▸ **WHAT YOU NEED TO DO**
Would you restate the entries below exactly, keeping every line?

[Records from a data source]
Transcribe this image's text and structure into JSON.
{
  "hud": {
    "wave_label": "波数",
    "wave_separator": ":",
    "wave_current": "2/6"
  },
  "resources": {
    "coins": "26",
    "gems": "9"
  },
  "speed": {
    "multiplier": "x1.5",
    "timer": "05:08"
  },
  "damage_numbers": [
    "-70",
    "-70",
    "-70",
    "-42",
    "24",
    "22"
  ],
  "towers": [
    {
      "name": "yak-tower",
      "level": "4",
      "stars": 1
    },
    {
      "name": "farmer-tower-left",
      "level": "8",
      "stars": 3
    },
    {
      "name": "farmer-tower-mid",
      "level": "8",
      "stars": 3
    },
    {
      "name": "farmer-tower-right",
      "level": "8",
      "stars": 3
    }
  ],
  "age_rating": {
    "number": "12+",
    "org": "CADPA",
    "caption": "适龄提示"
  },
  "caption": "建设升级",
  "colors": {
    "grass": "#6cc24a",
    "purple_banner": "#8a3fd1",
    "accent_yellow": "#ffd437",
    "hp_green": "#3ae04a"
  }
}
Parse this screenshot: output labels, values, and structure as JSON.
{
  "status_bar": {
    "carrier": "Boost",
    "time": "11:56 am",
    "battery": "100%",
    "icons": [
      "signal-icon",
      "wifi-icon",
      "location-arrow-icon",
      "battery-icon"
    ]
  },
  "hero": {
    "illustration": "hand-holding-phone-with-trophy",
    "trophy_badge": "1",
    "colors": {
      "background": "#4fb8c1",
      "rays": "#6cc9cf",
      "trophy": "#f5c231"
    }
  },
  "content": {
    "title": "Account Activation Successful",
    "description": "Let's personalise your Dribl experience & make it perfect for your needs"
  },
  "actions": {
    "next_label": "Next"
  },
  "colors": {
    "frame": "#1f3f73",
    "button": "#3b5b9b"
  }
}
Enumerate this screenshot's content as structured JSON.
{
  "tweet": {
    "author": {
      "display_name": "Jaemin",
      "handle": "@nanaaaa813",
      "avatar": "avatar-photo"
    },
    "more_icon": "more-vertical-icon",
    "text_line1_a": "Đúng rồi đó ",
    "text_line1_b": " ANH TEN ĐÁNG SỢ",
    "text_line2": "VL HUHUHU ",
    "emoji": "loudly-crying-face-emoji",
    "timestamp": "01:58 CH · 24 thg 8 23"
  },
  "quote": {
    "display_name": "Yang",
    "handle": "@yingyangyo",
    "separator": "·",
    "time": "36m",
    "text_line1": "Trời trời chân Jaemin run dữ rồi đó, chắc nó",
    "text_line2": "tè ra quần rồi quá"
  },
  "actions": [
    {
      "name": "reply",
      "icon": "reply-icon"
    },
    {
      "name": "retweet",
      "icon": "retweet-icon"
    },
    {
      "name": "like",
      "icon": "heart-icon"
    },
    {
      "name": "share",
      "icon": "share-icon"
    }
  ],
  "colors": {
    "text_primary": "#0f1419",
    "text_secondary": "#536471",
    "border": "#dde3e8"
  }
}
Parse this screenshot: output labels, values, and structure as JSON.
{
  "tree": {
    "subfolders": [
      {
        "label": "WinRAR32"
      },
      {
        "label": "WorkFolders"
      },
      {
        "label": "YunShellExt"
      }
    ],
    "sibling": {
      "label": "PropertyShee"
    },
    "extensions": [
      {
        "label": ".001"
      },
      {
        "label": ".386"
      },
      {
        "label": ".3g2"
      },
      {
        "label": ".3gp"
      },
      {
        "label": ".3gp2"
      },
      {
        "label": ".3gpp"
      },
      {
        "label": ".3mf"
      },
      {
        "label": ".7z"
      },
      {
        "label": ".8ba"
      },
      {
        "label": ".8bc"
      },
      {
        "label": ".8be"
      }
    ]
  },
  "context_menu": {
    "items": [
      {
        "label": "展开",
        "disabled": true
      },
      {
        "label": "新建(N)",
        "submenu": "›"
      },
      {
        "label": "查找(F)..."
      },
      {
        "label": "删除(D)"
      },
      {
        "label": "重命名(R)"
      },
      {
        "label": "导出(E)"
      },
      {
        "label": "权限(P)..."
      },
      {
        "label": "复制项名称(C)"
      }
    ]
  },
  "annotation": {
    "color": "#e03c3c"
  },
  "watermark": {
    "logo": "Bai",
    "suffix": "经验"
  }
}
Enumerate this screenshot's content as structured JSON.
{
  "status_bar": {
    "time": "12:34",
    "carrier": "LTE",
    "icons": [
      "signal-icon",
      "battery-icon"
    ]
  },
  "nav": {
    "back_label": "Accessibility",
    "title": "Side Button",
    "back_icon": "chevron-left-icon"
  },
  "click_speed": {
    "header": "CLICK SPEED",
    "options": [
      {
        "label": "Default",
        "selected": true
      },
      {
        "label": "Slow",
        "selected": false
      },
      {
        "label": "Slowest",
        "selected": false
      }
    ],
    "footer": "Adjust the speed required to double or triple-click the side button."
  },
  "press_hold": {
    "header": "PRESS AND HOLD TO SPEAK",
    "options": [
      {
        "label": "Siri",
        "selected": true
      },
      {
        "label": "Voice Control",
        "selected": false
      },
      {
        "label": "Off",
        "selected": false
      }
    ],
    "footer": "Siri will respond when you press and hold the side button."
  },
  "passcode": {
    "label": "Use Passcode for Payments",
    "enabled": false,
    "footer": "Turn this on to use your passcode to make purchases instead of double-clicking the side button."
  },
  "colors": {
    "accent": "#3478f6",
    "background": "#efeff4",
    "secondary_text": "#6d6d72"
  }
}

▸ **SOLUTION FOR THIS EXERCISE**
Transcribe this image's text and structure into JSON.
{
  "hud": {
    "wave_label": "波数",
    "wave_separator": ":",
    "wave_current": "2/6"
  },
  "resources": {
    "coins": "26",
    "gems": "9"
  },
  "speed": {
    "multiplier": "x1.5",
    "timer": "05:08"
  },
  "damage_numbers": [
    "-70",
    "-70",
    "-70",
    "-42",
    "24",
    "22"
  ],
  "towers": [
    {
      "name": "yak-tower",
      "level": "4",
      "stars": 1
    },
    {
      "name": "farmer-tower-left",
      "level": "8",
      "stars": 3
    },
    {
      "name": "farmer-tower-mid",
      "level": "8",
      "stars": 3
    },
    {
      "name": "farmer-tower-right",
      "level": "8",
      "stars": 3
    }
  ],
  "age_rating": {
    "number": "12+",
    "org": "CADPA",
    "caption": "适龄提示"
  },
  "caption": "建设升级",
  "colors": {
    "grass": "#6cc24a",
    "purple_banner": "#8a3fd1",
    "accent_yellow": "#ffd437",
    "hp_green": "#3ae04a"
  }
}
Parse this screenshot: output labels, values, and structure as JSON.
{
  "status_bar": {
    "carrier": "Boost",
    "time": "11:56 am",
    "battery": "100%",
    "icons": [
      "signal-icon",
      "wifi-icon",
      "location-arrow-icon",
      "battery-icon"
    ]
  },
  "hero": {
    "illustration": "hand-holding-phone-with-trophy",
    "trophy_badge": "1",
    "colors": {
      "background": "#4fb8c1",
      "rays": "#6cc9cf",
      "trophy": "#f5c231"
    }
  },
  "content": {
    "title": "Account Activation Successful",
    "description": "Let's personalise your Dribl experience & make it perfect for your needs"
  },
  "actions": {
    "next_label": "Next"
  },
  "colors": {
    "frame": "#1f3f73",
    "button": "#3b5b9b"
  }
}
Enumerate this screenshot's content as structured JSON.
{
  "tweet": {
    "author": {
      "display_name": "Jaemin",
      "handle": "@nanaaaa813",
      "avatar": "avatar-photo"
    },
    "more_icon": "more-vertical-icon",
    "text_line1_a": "Đúng rồi đó ",
    "text_line1_b": " ANH TEN ĐÁNG SỢ",
    "text_line2": "VL HUHUHU ",
    "emoji": "loudly-crying-face-emoji",
    "timestamp": "01:58 CH · 24 thg 8 23"
  },
  "quote": {
    "display_name": "Yang",
    "handle": "@yingyangyo",
    "separator": "·",
    "time": "36m",
    "text_line1": "Trời trời chân Jaemin run dữ rồi đó, chắc nó",
    "text_line2": "tè ra quần rồi quá"
  },
  "actions": [
    {
      "name": "reply",
      "icon": "reply-icon"
    },
    {
      "name": "retweet",
      "icon": "retweet-icon"
    },
    {
      "name": "like",
      "icon": "heart-icon"
    },
    {
      "name": "share",
      "icon": "share-icon"
    }
  ],
  "colors": {
    "text_primary": "#0f1419",
    "text_secondary": "#536471",
    "border": "#dde3e8"
  }
}
Parse this screenshot: output labels, values, and structure as JSON.
{
  "tree": {
    "subfolders": [
      {
        "label": "WinRAR32"
      },
      {
        "label": "WorkFolders"
      },
      {
        "label": "YunShellExt"
      }
    ],
    "sibling": {
      "label": "PropertyShee"
    },
    "extensions": [
      {
        "label": ".001"
      },
      {
        "label": ".386"
      },
      {
        "label": ".3g2"
      },
      {
        "label": ".3gp"
      },
      {
        "label": ".3gp2"
      },
      {
        "label": ".3gpp"
      },
      {
        "label": ".3mf"
      },
      {
        "label": ".7z"
      },
      {
        "label": ".8ba"
      },
      {
        "label": ".8bc"
      },
      {
        "label": ".8be"
      }
    ]
  },
  "context_menu": {
    "items": [
      {
        "label": "展开",
        "disabled": true
      },
      {
        "label": "新建(N)",
        "submenu": "›"
      },
      {
        "label": "查找(F)..."
      },
      {
        "label": "删除(D)"
      },
      {
        "label": "重命名(R)"
      },
      {
        "label": "导出(E)"
      },
      {
        "label": "权限(P)..."
      },
      {
        "label": "复制项名称(C)"
      }
    ]
  },
  "annotation": {
    "color": "#e03c3c"
  },
  "watermark": {
    "logo": "Bai",
    "suffix": "经验"
  }
}
Enumerate this screenshot's content as structured JSON.
{
  "status_bar": {
    "time": "12:34",
    "carrier": "LTE",
    "icons": [
      "signal-icon",
      "battery-icon"
    ]
  },
  "nav": {
    "back_label": "Accessibility",
    "title": "Side Button",
    "back_icon": "chevron-left-icon"
  },
  "click_speed": {
    "header": "CLICK SPEED",
    "options": [
      {
        "label": "Default",
        "selected": true
      },
      {
        "label": "Slow",
        "selected": false
      },
      {
        "label": "Slowest",
        "selected": false
      }
    ],
    "footer": "Adjust the speed required to double or triple-click the side button."
  },
  "press_hold": {
    "header": "PRESS AND HOLD TO SPEAK",
    "options": [
      {
        "label": "Siri",
        "selected": true
      },
      {
        "label": "Voice Control",
        "selected": false
      },
      {
        "label": "Off",
        "selected": false
      }
    ],
    "footer": "Siri will respond when you press and hold the side button."
  },
  "passcode": {
    "label": "Use Passcode for Payments",
    "enabled": false,
    "footer": "Turn this on to use your passcode to make purchases instead of double-clicking the side button."
  },
  "colors": {
    "accent": "#3478f6",
    "background": "#efeff4",
    "secondary_text": "#6d6d72"
  }
}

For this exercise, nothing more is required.